Leaving out every picture, output the records below exactly as they are.

───── SUPPLIED DATA

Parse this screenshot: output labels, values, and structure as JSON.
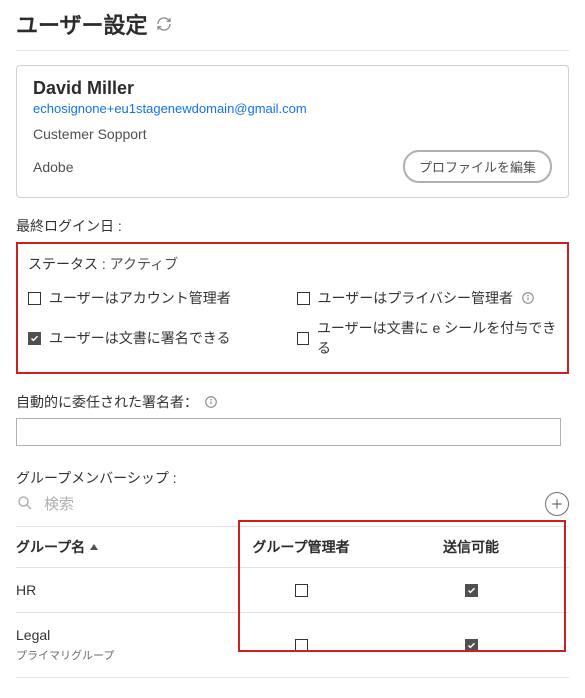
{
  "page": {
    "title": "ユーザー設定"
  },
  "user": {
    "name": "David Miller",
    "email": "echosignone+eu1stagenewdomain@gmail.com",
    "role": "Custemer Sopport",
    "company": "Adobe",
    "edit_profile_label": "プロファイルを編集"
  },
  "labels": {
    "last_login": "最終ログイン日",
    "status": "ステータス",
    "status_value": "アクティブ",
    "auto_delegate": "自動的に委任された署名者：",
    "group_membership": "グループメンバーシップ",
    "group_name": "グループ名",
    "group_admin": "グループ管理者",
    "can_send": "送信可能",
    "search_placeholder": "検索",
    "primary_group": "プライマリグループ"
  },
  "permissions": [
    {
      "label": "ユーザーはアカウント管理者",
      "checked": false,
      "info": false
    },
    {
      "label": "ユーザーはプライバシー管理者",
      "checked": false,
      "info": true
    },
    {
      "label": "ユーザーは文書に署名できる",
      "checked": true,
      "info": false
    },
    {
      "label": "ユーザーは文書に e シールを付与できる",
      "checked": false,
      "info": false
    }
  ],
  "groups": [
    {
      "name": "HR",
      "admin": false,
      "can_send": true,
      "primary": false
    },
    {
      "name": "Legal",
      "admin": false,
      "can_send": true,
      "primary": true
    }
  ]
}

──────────

> EXERCISE SOLUTION:
Parse this screenshot: output labels, values, and structure as JSON.
{
  "page": {
    "title": "ユーザー設定"
  },
  "user": {
    "name": "David Miller",
    "email": "echosignone+eu1stagenewdomain@gmail.com",
    "role": "Custemer Sopport",
    "company": "Adobe",
    "edit_profile_label": "プロファイルを編集"
  },
  "labels": {
    "last_login": "最終ログイン日",
    "status": "ステータス",
    "status_value": "アクティブ",
    "auto_delegate": "自動的に委任された署名者：",
    "group_membership": "グループメンバーシップ",
    "group_name": "グループ名",
    "group_admin": "グループ管理者",
    "can_send": "送信可能",
    "search_placeholder": "検索",
    "primary_group": "プライマリグループ"
  },
  "permissions": [
    {
      "label": "ユーザーはアカウント管理者",
      "checked": false,
      "info": false
    },
    {
      "label": "ユーザーはプライバシー管理者",
      "checked": false,
      "info": true
    },
    {
      "label": "ユーザーは文書に署名できる",
      "checked": true,
      "info": false
    },
    {
      "label": "ユーザーは文書に e シールを付与できる",
      "checked": false,
      "info": false
    }
  ],
  "groups": [
    {
      "name": "HR",
      "admin": false,
      "can_send": true,
      "primary": false
    },
    {
      "name": "Legal",
      "admin": false,
      "can_send": true,
      "primary": true
    }
  ]
}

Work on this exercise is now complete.